The Diocese of San Jose has ongoing programs to ensure screening and training of all clergy, diocesan employees, seminarians, and Church volunteers in Santa Clara County. All clergy, seminarians, employees, and volunteers must be fingerprinted and undergo a background check before they can minister in the Diocese. Approximately 46,000 persons have been fingerprinted and undergone background screening since 2002.

Additionally, all clergy, employees and volunteers are required to undergo comprehensive “Safe Environment Training” every three years. The Office for the Protection of Children and Vulnerable Adults coordinates and monitors this training. Over 46,000 persons have undergone safe environment training in the Diocese since 2002. We provide age-appropriate safe environment training in our schools and catechetical programs. Additionally, the Diocese requires that employees complete training regarding sexual harassment and workplace conduct every three years.

While important, training and background checks cannot prevent all misconduct. All clergy, school personnel, and pastoral ministers are mandated reporters in the State of California and must report any suspected abuse immediately. When we receive an accusation of sexual abuse, we notify civil authorities immediately. The Office for the Protection of Children and Vulnerable Adults then notifies the Bishop, the Vicar General, and the Chair of the Diocesan Review Board.

The Diocese of San Jose cooperates fully with any investigation.

The victim’s safety and care are the primary concerns, and a Victim Assistance Coordinator is assigned to facilitate an immediate response to the victim and family and to coordinate ongoing care.
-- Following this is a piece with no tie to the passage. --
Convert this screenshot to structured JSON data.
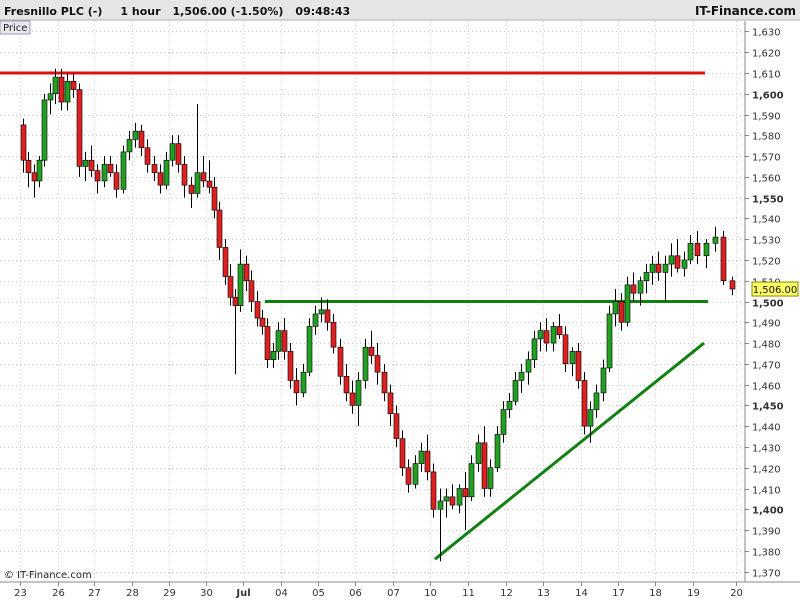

If the accusation is deemed “credible,” we remove the accused from ministry, pending the results of further investigation. Following the civil investigation and any legal action, the Diocese will pursue additional sanctions within the Church.

As a Diocese, we have adopted and exceeded national norms. Our churches and schools are much safer since the Dallas Charter was promulgated by the U.S. Conference of Catholic Bishops in 2002. Through the Charter, Catholic dioceses across the United States, including San Jose, have committed to conducting background checks for all persons who work with minors and vulnerable adults and to training minors and adults to recognize signs of abuse and of grooming by sexual predators.

Although we are not perfect, our efforts help ensure that our churches and schools in Santa Clara County are much safer.

The Diocese of San Jose remains committed to the protection of all persons to whom we minister, to the facilitation of safe and healthy parishes, schools, and organizations, and to healthy pastoral relationships that foster each person’s relationship with our loving God. To that end, we will continue to review our policies and procedures to learn if there are ways that we may improve our efforts on behalf of children, youth and all vulnerable persons.

Pope Francis has asserted that “We have realized that these wounds never disappear and that they require us forcefully to condemn these atrocities….” He continues, “The heart-wrenching pain of these victims, which cries out to heaven, was long ignored, kept quiet, or silenced.” He calls us to prayer and penance: “Penance and prayer will help us to open our eyes and our hearts to other people’s sufferings.”

We continue to do all that we can, through prayer and action, to promote reconciliation and healing for those who have suffered and to create a safe environment for every person.